- Another example: for the question “What is the aphanitic equivalent of granite?” other questions you might think of like this are “What is the aphanitic equivalent of diorite? Gabbro?” or “Describe the texture of gabbro.” “How is the texture of gabbro similar to the texture of granite?”
Try each question before you hunt for answers. Avoid the temptation to look it up right away, make an attempt to answer it first. It is easy to fool ourselves into thinking we know things in our long term memory right after we read them – but if you do this, it is probably only in your short term memory and will be harder to remember in the exam.
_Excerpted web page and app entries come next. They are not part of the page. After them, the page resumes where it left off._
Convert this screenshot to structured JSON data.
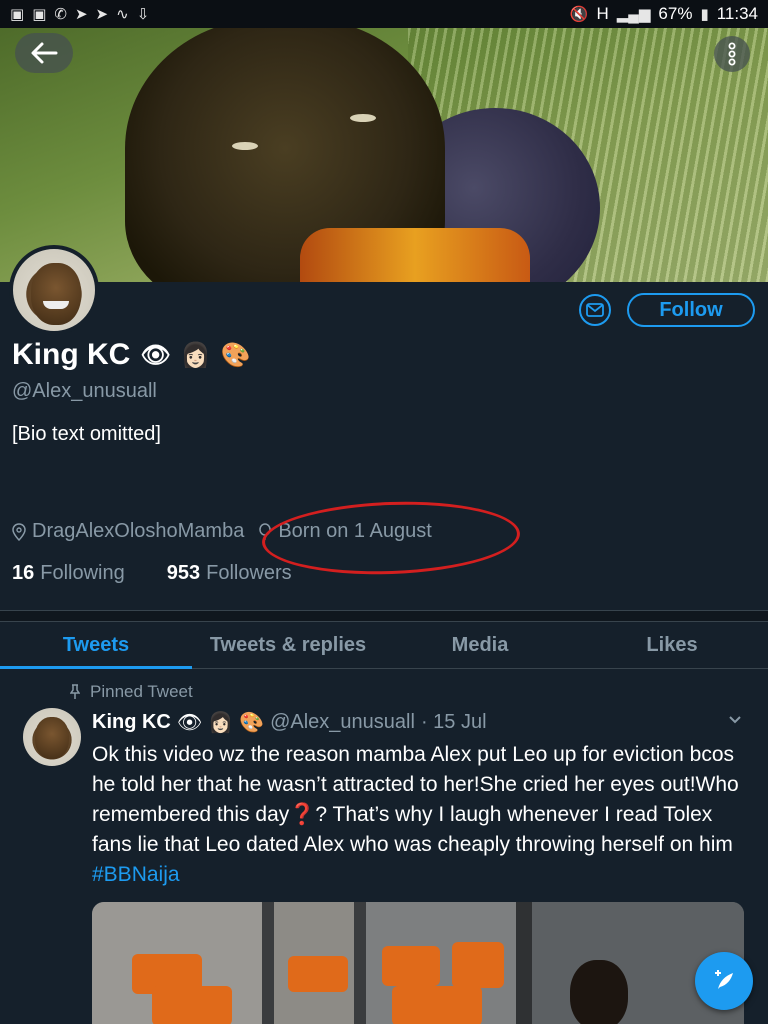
{
  "status_bar": {
    "left_icons": [
      "photo-icon",
      "photo-icon",
      "whatsapp-icon",
      "twitter-icon",
      "twitter-icon",
      "wave-icon",
      "download-icon"
    ],
    "battery": "67%",
    "time": "11:34",
    "network": "H"
  },
  "banner": {
    "back_icon": "arrow-left-icon",
    "more_icon": "vertical-dots-icon"
  },
  "profile": {
    "name": "King KC",
    "name_emoji": [
      "👁",
      "👩🏻",
      "🎨"
    ],
    "handle": "@Alex_unusuall",
    "bio": "[Bio text omitted]",
    "location": "DragAlexOloshoMamba",
    "birthday": "Born on 1 August",
    "following_count": "16",
    "following_label": "Following",
    "followers_count": "953",
    "followers_label": "Followers"
  },
  "actions": {
    "follow_label": "Follow",
    "message_icon": "mail-icon"
  },
  "tabs": [
    {
      "label": "Tweets",
      "active": true
    },
    {
      "label": "Tweets & replies",
      "active": false
    },
    {
      "label": "Media",
      "active": false
    },
    {
      "label": "Likes",
      "active": false
    }
  ],
  "pinned_tweet": {
    "pinned_label": "Pinned Tweet",
    "author_name": "King KC",
    "author_emoji": [
      "👁",
      "👩🏻",
      "🎨"
    ],
    "author_handle": "@Alex_unusuall",
    "date": "· 15 Jul",
    "text": "Ok this video wz the reason mamba Alex put Leo up for eviction bcos he told her that he wasn’t attracted to her!She cried her eyes out!Who remembered this day❓? That’s why I laugh whenever I read Tolex fans lie that Leo dated Alex who was cheaply throwing herself on him",
    "hashtag": "#BBNaija"
  },
  "colors": {
    "background": "#15202b",
    "accent": "#1d9bf0",
    "muted": "#8899a6",
    "annotation": "#d31f1f"
  }
}
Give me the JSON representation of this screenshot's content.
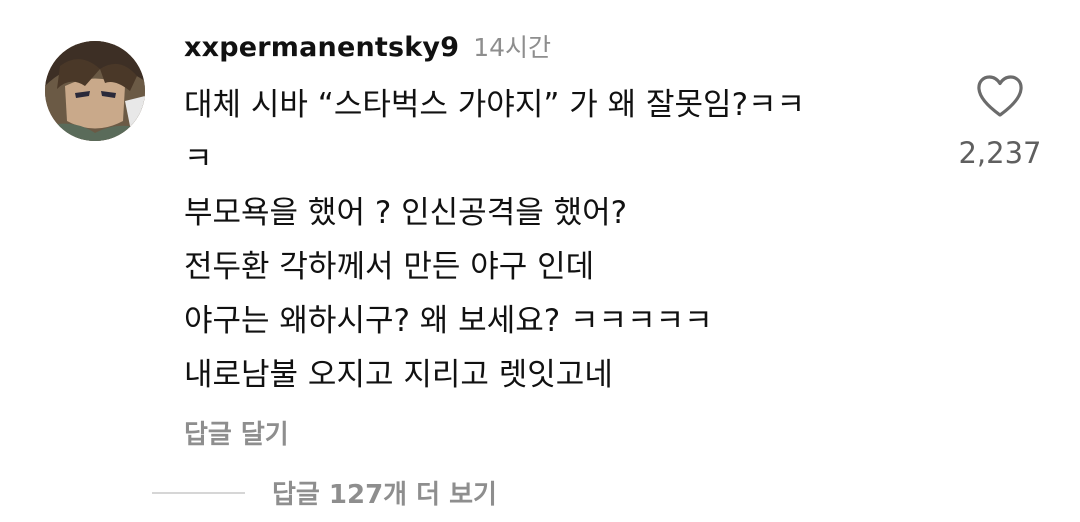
{
  "comment": {
    "username": "xxpermanentsky9",
    "time": "14시간",
    "lines": [
      "대체 시바 “스타벅스 가야지” 가 왜 잘못임?ㅋㅋ",
      "ㅋ",
      "부모욕을 했어 ? 인신공격을 했어?",
      "전두환 각하께서 만든 야구 인데",
      "야구는 왜하시구? 왜 보세요? ㅋㅋㅋㅋㅋ",
      "내로남불 오지고 지리고 렛잇고네"
    ],
    "reply_label": "답글 달기",
    "like_icon": "heart-outline-icon",
    "like_count": "2,237"
  },
  "more_replies_label": "답글 127개 더 보기"
}
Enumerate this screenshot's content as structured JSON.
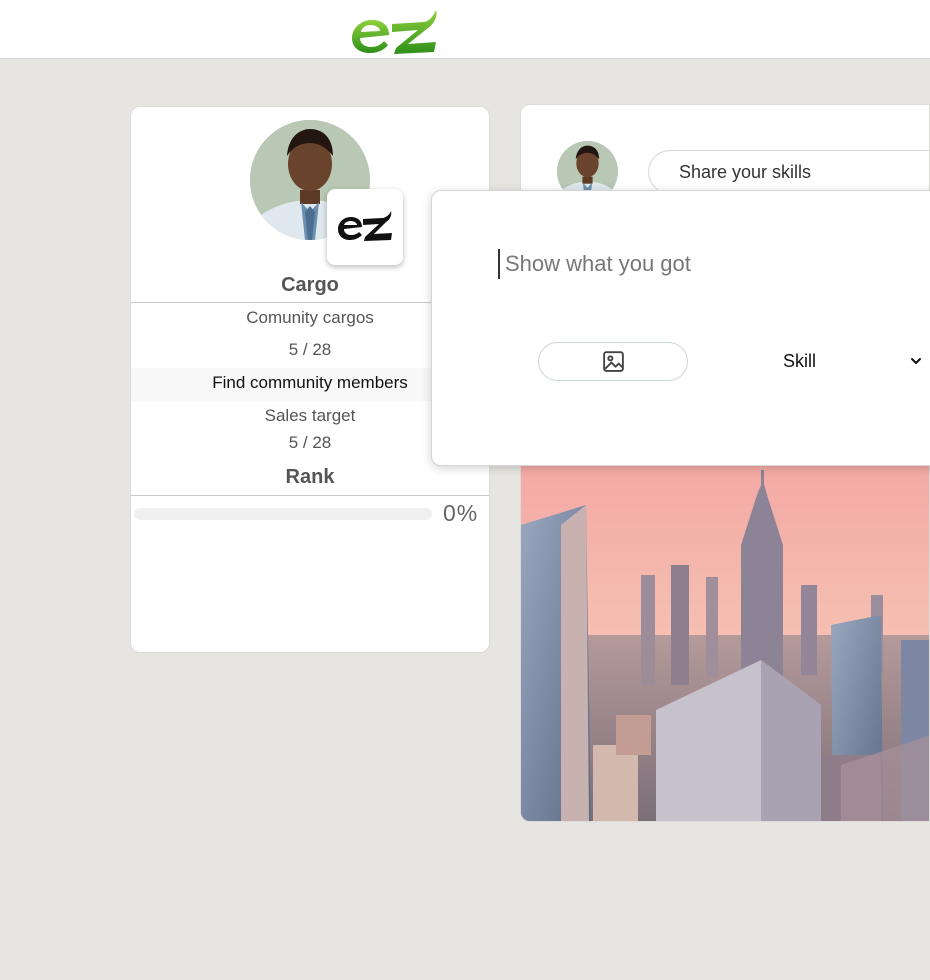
{
  "header": {
    "logo_text": "ez",
    "brand_color": "#4caf1f"
  },
  "profile": {
    "name": "Cargo",
    "community_label": "Comunity cargos",
    "community_value": "5 / 28",
    "find_label": "Find community members",
    "sales_label": "Sales target",
    "sales_value": "5 / 28",
    "rank_label": "Rank",
    "rank_progress": 0,
    "rank_percent_text": "0%",
    "badge_logo_text": "ez"
  },
  "feed": {
    "share_placeholder": "Share your skills",
    "photo_subject": "city-skyline-photo"
  },
  "composer": {
    "placeholder": "Show what you got",
    "image_icon": "image-icon",
    "skill_label": "Skill",
    "dropdown_icon": "chevron-down-icon"
  }
}
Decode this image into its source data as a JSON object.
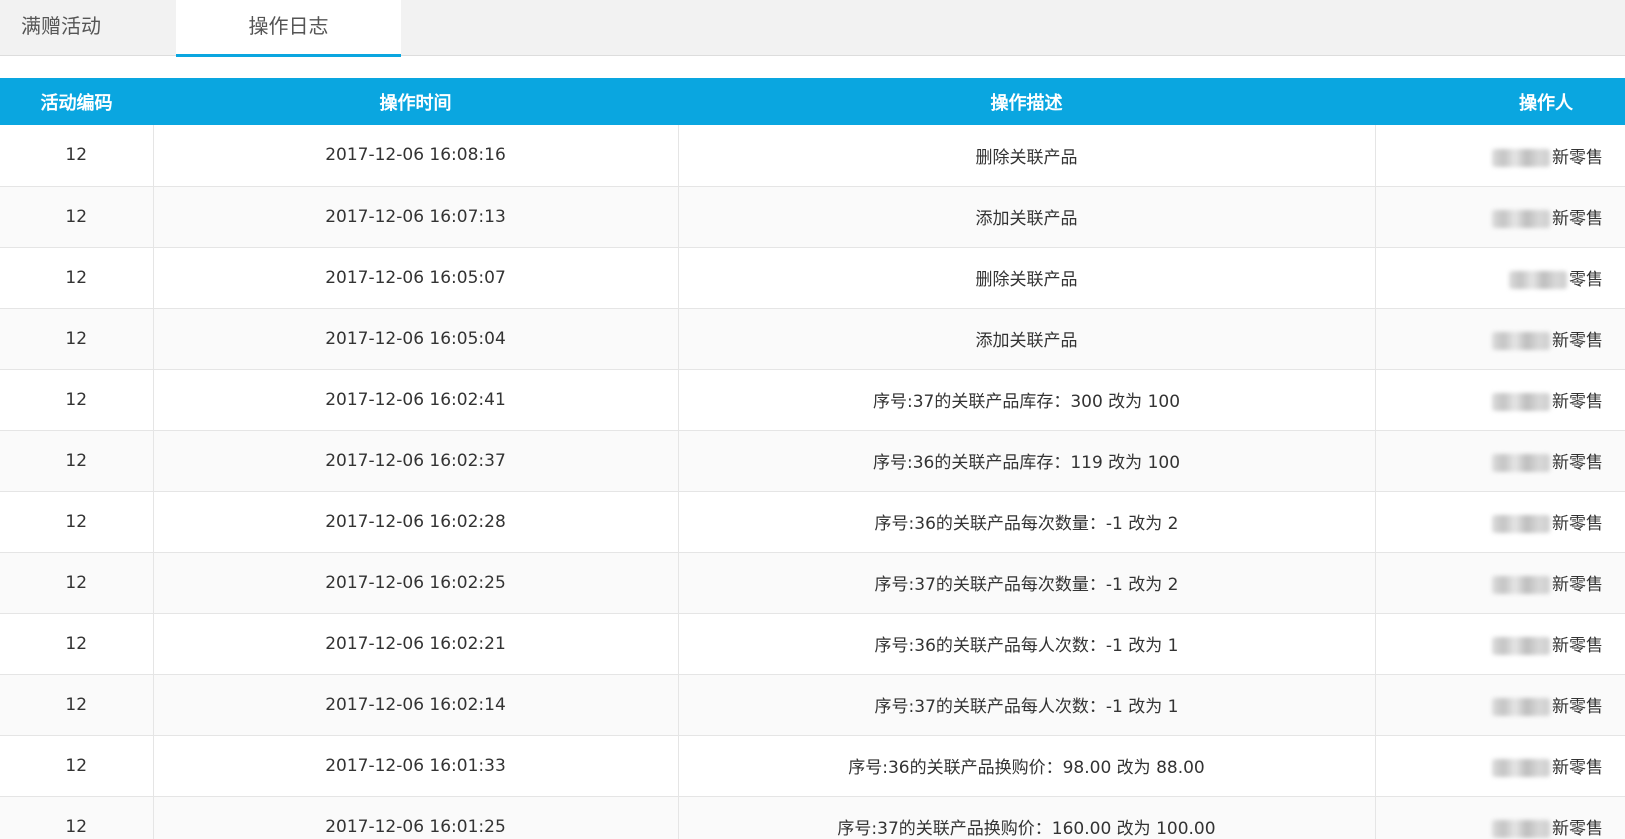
{
  "tabs": [
    {
      "label": "满赠活动",
      "active": false
    },
    {
      "label": "操作日志",
      "active": true
    }
  ],
  "colors": {
    "accent": "#0aa6e0",
    "tab_bar_bg": "#f2f2f2",
    "header_text": "#ffffff"
  },
  "table": {
    "headers": {
      "activity_code": "活动编码",
      "op_time": "操作时间",
      "op_desc": "操作描述",
      "op_person": "操作人"
    },
    "rows": [
      {
        "code": "12",
        "time": "2017-12-06 16:08:16",
        "desc": "删除关联产品",
        "person": "新零售"
      },
      {
        "code": "12",
        "time": "2017-12-06 16:07:13",
        "desc": "添加关联产品",
        "person": "新零售"
      },
      {
        "code": "12",
        "time": "2017-12-06 16:05:07",
        "desc": "删除关联产品",
        "person": "零售"
      },
      {
        "code": "12",
        "time": "2017-12-06 16:05:04",
        "desc": "添加关联产品",
        "person": "新零售"
      },
      {
        "code": "12",
        "time": "2017-12-06 16:02:41",
        "desc": "序号:37的关联产品库存：300 改为 100",
        "person": "新零售"
      },
      {
        "code": "12",
        "time": "2017-12-06 16:02:37",
        "desc": "序号:36的关联产品库存：119 改为 100",
        "person": "新零售"
      },
      {
        "code": "12",
        "time": "2017-12-06 16:02:28",
        "desc": "序号:36的关联产品每次数量：-1 改为 2",
        "person": "新零售"
      },
      {
        "code": "12",
        "time": "2017-12-06 16:02:25",
        "desc": "序号:37的关联产品每次数量：-1 改为 2",
        "person": "新零售"
      },
      {
        "code": "12",
        "time": "2017-12-06 16:02:21",
        "desc": "序号:36的关联产品每人次数：-1 改为 1",
        "person": "新零售"
      },
      {
        "code": "12",
        "time": "2017-12-06 16:02:14",
        "desc": "序号:37的关联产品每人次数：-1 改为 1",
        "person": "新零售"
      },
      {
        "code": "12",
        "time": "2017-12-06 16:01:33",
        "desc": "序号:36的关联产品换购价：98.00 改为 88.00",
        "person": "新零售"
      },
      {
        "code": "12",
        "time": "2017-12-06 16:01:25",
        "desc": "序号:37的关联产品换购价：160.00 改为 100.00",
        "person": "新零售"
      }
    ]
  }
}
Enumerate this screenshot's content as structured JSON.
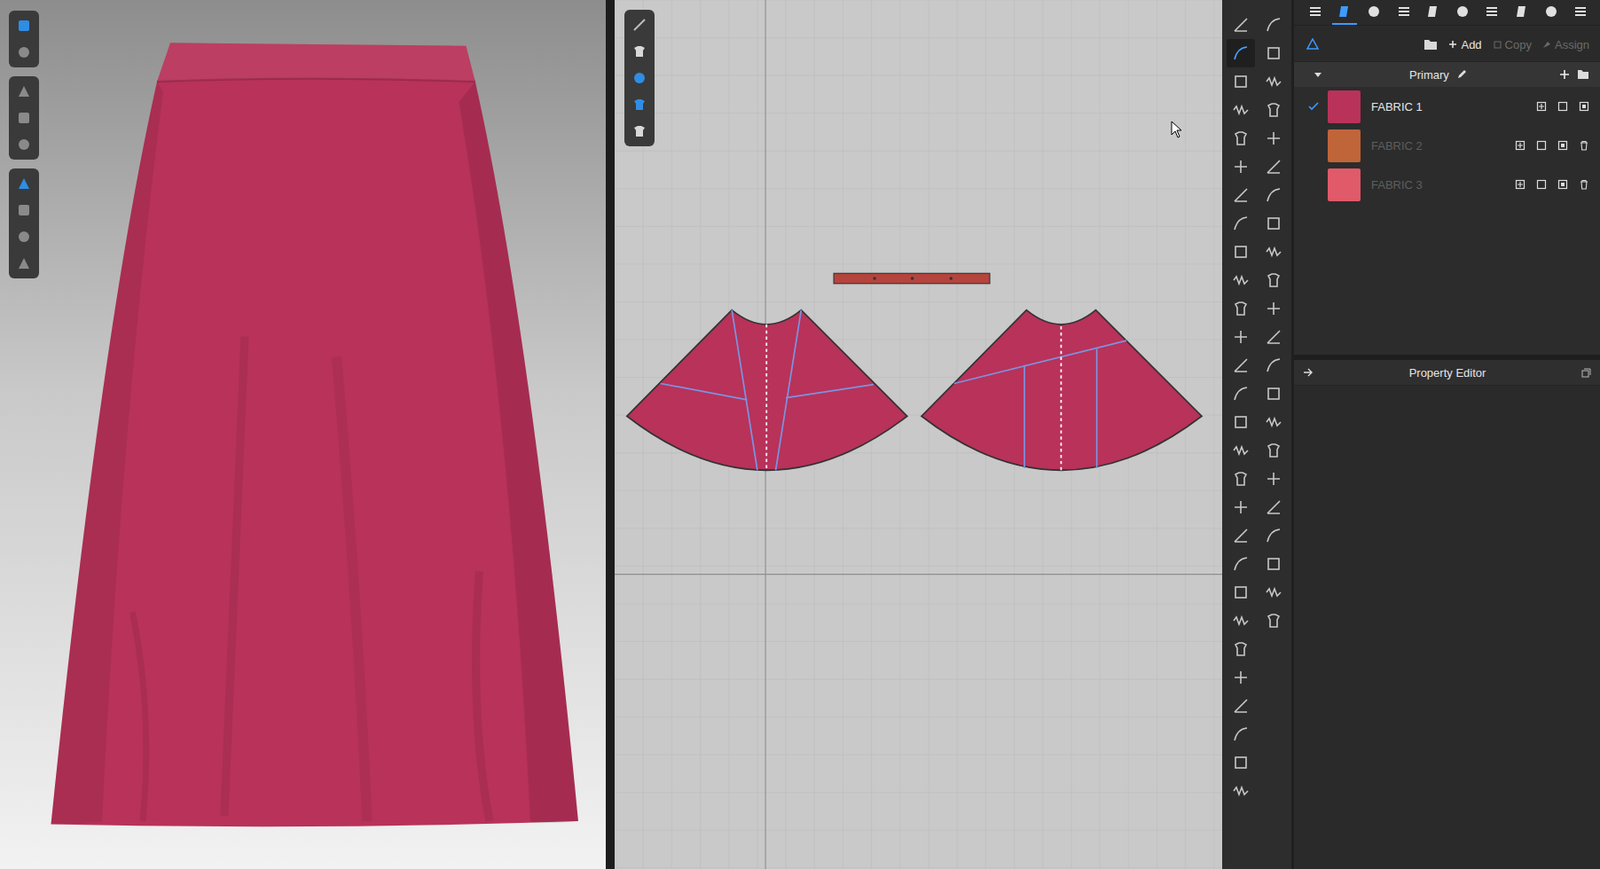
{
  "viewport3d": {
    "toolbar": [
      {
        "selected": true
      },
      {
        "selected": false
      },
      {
        "selected": false
      },
      {
        "selected": false
      },
      {
        "selected": false
      },
      {
        "selected": true
      },
      {
        "selected": false
      },
      {
        "selected": false
      },
      {
        "selected": false
      }
    ]
  },
  "view2d": {
    "toolbar": [
      {
        "selected": false
      },
      {
        "selected": false
      },
      {
        "selected": true
      },
      {
        "selected": true
      },
      {
        "selected": false
      }
    ]
  },
  "toolColumns": {
    "left": [
      {
        "selected": false
      },
      {
        "selected": true
      },
      {
        "selected": false
      },
      {
        "selected": false
      },
      {
        "selected": false
      },
      {
        "selected": false
      },
      {
        "selected": false
      },
      {
        "selected": false
      },
      {
        "selected": false
      },
      {
        "selected": false
      },
      {
        "selected": false
      },
      {
        "selected": false
      },
      {
        "selected": false
      },
      {
        "selected": false
      },
      {
        "selected": false
      },
      {
        "selected": false
      },
      {
        "selected": false
      },
      {
        "selected": false
      },
      {
        "selected": false
      },
      {
        "selected": false
      },
      {
        "selected": false
      },
      {
        "selected": false
      },
      {
        "selected": false
      },
      {
        "selected": false
      },
      {
        "selected": false
      },
      {
        "selected": false
      },
      {
        "selected": false
      },
      {
        "selected": false
      }
    ],
    "right": [
      {
        "selected": false
      },
      {
        "selected": false
      },
      {
        "selected": false
      },
      {
        "selected": false
      },
      {
        "selected": false
      },
      {
        "selected": false
      },
      {
        "selected": false
      },
      {
        "selected": false
      },
      {
        "selected": false
      },
      {
        "selected": false
      },
      {
        "selected": false
      },
      {
        "selected": false
      },
      {
        "selected": false
      },
      {
        "selected": false
      },
      {
        "selected": false
      },
      {
        "selected": false
      },
      {
        "selected": false
      },
      {
        "selected": false
      },
      {
        "selected": false
      },
      {
        "selected": false
      },
      {
        "selected": false
      },
      {
        "selected": false
      }
    ]
  },
  "panelTabs": [
    {
      "selected": false
    },
    {
      "selected": true
    },
    {
      "selected": false
    },
    {
      "selected": false
    },
    {
      "selected": false
    },
    {
      "selected": false
    },
    {
      "selected": false
    },
    {
      "selected": false
    },
    {
      "selected": false
    },
    {
      "selected": false
    }
  ],
  "actions": [
    {
      "label": "Add",
      "disabled": false
    },
    {
      "label": "Copy",
      "disabled": true
    },
    {
      "label": "Assign",
      "disabled": true
    }
  ],
  "colorway": {
    "name": "Primary",
    "expanded": true
  },
  "fabrics": [
    {
      "name": "FABRIC 1",
      "color": "#b8325a",
      "selected": true,
      "disabled": false
    },
    {
      "name": "FABRIC 2",
      "color": "#c0653a",
      "selected": false,
      "disabled": true
    },
    {
      "name": "FABRIC 3",
      "color": "#e05a6a",
      "selected": false,
      "disabled": true
    }
  ],
  "propertyEditor": {
    "title": "Property Editor"
  }
}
Introductory physical geology is a course that requires some high school level background knowledge in chemistry, physics, mathematics, biology, and geography. Before you start working through each chapter of the workbook, please review the materials in the appendices. If the questions worry you, visit your instructor in office hours to let them know and discuss options for moving forward. Note that the purpose of the appendices is not to teach you basic chemistry, physics, math, etc.; it is to provide you with the materials to check you have the background you’ll need for this course. If you are missing this background, it may be worth doing some supplementary background readings early on in the course to fill in the gaps and/or taking a high school course by distance education to prepare yourself before taking GEOL 108/121. Chat with your instructor to help determine what a good path forward is for you.